Another instance is when we explored urban design while studying local areas in Italian. The students compared Italian and Australian cities using real photographs, which led to deep concept questions about the underlying values of different urban designs.
Regarding my work with the current SMP cohort, I find the community platform IHE is starting, Circle, a valuable medium to connect, converse, and develop my thinking with fellow educators. This interaction keeps me rooted in the humane education community and fuels my aspiration to continue introducing innovative humane educational strategies in my teaching.
How do you stay energized and motivated in this work?
Despite the challenges that come with integrating the humane education (HE) approach into a conventional educational system, I stay motivated and energized when I see the profound impact this education has on my students. It’s fulfilling to witness them grow in compassion, enhance their systems thinking skills, and connect more deeply with the world around them. I take great joy in seeing them transition from being solo thinkers into being a part of a harmonious choir seeking solutions to the world’s problems.
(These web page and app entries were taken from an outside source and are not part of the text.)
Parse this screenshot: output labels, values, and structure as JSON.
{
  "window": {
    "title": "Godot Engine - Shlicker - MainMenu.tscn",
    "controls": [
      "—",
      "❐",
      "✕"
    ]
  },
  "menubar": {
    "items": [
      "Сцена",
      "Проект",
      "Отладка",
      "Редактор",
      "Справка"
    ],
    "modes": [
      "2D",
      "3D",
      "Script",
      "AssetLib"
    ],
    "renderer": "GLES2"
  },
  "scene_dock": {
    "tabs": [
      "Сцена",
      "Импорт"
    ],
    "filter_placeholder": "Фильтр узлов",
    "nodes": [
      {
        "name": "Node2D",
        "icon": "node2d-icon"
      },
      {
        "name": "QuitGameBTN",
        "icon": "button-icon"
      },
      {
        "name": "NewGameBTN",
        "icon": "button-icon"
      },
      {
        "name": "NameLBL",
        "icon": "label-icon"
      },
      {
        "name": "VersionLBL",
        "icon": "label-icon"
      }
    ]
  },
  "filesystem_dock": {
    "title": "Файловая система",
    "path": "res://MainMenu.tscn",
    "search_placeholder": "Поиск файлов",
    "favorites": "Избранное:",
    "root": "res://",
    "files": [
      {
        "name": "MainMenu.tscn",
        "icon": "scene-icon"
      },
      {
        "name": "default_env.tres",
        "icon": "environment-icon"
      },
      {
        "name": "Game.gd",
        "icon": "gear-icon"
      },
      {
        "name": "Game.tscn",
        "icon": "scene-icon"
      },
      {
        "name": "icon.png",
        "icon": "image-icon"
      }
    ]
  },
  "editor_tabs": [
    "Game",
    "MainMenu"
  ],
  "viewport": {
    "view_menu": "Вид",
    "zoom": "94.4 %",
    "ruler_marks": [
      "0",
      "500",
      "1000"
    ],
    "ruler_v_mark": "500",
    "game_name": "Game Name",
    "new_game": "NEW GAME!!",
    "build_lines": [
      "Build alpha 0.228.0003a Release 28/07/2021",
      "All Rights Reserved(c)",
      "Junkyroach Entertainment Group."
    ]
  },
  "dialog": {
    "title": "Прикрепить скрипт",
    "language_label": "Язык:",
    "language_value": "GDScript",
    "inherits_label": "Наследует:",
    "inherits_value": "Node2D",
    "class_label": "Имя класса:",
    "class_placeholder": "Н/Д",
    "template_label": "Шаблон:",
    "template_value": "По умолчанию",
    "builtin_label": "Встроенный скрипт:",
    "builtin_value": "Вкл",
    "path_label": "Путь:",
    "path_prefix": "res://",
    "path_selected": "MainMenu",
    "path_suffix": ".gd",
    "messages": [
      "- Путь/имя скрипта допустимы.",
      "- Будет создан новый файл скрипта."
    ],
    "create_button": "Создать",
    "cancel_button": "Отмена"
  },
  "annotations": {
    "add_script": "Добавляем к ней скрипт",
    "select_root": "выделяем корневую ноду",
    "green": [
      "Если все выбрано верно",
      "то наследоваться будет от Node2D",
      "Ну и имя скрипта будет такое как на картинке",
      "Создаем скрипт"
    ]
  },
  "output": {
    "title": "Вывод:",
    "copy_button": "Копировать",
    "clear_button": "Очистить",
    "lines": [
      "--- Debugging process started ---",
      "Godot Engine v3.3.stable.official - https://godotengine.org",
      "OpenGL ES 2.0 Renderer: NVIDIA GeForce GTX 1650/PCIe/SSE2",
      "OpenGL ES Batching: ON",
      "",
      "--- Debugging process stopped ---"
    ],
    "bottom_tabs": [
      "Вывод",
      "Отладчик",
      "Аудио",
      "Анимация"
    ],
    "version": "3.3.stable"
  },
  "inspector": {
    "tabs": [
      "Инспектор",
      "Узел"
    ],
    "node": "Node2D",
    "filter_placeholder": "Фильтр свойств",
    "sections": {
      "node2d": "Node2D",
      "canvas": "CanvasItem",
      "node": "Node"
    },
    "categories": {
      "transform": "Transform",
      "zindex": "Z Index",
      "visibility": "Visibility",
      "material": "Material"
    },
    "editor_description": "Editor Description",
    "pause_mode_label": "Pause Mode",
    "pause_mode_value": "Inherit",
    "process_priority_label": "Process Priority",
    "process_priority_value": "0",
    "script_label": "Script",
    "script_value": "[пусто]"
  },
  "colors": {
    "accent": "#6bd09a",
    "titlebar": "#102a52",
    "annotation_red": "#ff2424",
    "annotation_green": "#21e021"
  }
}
Encountering obstacles doesn’t dampen my spirit; instead, it invigorates me. Transforming these obstacles into opportunities, finding solutions to problems, and continuously questioning alternatives when something doesn’t work fuels my motivation. This process of persevering and creatively solving problems provides me with intellectual stimulation, and it’s these challenges that keep me energized and committed to the work of humane education.
Share something that has inspired you recently.
Recently, I was profoundly inspired by the book Braiding Sweetgrass by Robin Wall Kimmerer. It poetically explores the intricate and reciprocal relationships between humans and nature, focusing on the profound interplay between botany, Native American wisdom, and Western traditions. This reminded me strongly of the intimate connection that Australian Aboriginals have with their land, a value that resonates deeply with me as a humane educator, and something I am eager to incorporate into my teachings.
Additionally, I was struck by the Netflix documentary The Social Dilemma. It shed light on the intentionally addictive design of social media, which manipulates users’ perceptions, emotions, and behaviors for profit. The documentary highlights the significant effects of social media on mental health, making me question if Humane Technology should be included in the solutionary framework. It made me reflect on the role technology plays in our lives, leading to drastic changes in my own, my children’s, and my students’ use of social media.
What are your hopes for the future of education?
I hope for a future where education transcends the confines of competition and individual achievement. Instead, I envision it as a transformative force that molds learners not as mere participants in a race but as global citizens imbued with compassion, understanding, and a fervent desire to imagine and manifest a better world for all. As Helen Keller once said, “Alone we can do so little; together we can do so much.” It is my hope that the educational institutions of tomorrow foster this spirit of collective progress and unity.
Feel inspired? You can read more stories of humane educators in action here.